Top of RECORDS SUPPLIED
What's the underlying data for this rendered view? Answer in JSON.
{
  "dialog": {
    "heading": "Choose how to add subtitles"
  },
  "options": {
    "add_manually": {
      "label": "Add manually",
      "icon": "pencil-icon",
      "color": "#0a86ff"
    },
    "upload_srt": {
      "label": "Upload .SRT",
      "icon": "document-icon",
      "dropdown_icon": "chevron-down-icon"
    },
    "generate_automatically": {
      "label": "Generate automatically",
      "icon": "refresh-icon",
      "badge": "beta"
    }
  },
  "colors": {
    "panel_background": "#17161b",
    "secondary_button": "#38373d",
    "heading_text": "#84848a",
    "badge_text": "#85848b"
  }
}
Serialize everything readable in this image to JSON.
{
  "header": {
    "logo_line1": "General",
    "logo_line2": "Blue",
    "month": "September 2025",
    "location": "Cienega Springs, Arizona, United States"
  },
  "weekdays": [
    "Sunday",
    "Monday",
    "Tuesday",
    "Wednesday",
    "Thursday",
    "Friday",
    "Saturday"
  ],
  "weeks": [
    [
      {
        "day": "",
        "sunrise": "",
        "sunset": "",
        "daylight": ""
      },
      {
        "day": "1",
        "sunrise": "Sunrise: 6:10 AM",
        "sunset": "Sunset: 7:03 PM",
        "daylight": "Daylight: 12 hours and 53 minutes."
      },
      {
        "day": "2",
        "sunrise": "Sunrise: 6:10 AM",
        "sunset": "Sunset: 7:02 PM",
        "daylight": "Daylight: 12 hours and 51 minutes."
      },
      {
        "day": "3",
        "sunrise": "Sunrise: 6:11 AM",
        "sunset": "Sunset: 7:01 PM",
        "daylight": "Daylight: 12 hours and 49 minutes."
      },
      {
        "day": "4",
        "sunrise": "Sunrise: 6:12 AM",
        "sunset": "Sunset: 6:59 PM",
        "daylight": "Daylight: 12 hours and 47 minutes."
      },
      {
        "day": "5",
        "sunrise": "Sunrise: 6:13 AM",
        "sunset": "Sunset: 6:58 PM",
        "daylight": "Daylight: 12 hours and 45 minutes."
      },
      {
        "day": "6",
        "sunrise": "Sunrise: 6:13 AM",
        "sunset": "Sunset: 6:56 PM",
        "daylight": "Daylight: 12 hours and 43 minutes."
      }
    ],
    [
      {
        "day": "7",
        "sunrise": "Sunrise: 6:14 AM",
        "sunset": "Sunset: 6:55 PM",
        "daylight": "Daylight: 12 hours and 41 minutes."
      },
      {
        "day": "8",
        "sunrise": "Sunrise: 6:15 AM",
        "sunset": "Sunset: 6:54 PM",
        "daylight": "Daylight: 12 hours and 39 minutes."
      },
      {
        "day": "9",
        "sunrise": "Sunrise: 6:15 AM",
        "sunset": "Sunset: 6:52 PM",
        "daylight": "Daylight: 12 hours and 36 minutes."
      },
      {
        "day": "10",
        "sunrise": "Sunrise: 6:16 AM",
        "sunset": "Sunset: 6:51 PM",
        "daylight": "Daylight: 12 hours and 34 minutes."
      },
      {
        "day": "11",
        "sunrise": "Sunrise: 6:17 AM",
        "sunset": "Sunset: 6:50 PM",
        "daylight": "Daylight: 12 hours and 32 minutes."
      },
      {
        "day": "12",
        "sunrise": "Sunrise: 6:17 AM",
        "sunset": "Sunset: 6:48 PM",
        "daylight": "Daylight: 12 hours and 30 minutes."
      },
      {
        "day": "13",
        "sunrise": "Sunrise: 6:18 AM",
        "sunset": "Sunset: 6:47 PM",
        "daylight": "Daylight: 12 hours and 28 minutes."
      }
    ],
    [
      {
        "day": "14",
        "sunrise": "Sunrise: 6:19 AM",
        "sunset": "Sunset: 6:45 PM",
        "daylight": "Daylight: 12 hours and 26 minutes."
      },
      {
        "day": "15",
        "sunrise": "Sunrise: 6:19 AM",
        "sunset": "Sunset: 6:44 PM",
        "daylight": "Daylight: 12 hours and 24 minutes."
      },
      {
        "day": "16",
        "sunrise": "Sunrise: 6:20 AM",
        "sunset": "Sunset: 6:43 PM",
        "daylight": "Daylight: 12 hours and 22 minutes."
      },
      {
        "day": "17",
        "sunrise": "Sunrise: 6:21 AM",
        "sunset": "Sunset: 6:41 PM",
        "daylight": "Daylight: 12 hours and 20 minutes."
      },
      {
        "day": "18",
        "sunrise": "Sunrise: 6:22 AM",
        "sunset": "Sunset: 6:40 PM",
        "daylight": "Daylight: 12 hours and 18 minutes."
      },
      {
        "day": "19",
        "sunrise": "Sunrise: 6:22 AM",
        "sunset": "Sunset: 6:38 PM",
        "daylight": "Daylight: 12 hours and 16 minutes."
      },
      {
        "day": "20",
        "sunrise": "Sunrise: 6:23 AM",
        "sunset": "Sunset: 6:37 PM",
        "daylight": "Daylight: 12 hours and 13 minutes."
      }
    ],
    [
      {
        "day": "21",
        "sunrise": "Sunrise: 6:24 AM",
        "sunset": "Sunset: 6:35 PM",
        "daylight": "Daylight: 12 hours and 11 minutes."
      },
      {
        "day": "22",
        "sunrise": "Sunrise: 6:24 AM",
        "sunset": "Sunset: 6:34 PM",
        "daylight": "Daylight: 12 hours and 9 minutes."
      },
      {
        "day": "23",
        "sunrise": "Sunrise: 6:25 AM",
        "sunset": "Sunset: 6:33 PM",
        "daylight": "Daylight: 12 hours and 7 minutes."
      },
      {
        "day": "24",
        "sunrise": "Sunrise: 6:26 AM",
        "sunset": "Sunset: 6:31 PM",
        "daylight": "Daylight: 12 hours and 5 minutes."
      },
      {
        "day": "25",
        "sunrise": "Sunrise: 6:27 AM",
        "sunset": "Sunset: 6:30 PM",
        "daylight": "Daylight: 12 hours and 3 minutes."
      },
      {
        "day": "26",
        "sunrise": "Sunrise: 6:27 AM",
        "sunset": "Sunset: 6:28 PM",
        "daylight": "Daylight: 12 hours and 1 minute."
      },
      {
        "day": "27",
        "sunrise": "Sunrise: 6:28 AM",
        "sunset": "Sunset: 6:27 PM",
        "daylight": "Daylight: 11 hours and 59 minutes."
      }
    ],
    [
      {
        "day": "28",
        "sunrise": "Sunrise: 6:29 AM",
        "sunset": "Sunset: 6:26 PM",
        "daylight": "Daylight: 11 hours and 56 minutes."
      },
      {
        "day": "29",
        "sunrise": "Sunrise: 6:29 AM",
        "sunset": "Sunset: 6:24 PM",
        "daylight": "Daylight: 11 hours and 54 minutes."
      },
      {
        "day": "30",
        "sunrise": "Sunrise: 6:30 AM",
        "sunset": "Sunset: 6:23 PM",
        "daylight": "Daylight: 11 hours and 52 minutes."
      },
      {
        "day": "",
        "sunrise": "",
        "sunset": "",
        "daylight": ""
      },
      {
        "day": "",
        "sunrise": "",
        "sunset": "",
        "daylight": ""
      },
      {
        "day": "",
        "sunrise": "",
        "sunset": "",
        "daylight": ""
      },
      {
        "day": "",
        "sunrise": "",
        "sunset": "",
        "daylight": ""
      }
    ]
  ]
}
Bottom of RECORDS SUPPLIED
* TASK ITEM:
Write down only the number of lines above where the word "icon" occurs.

* SOLUTION TO THIS TASK:
4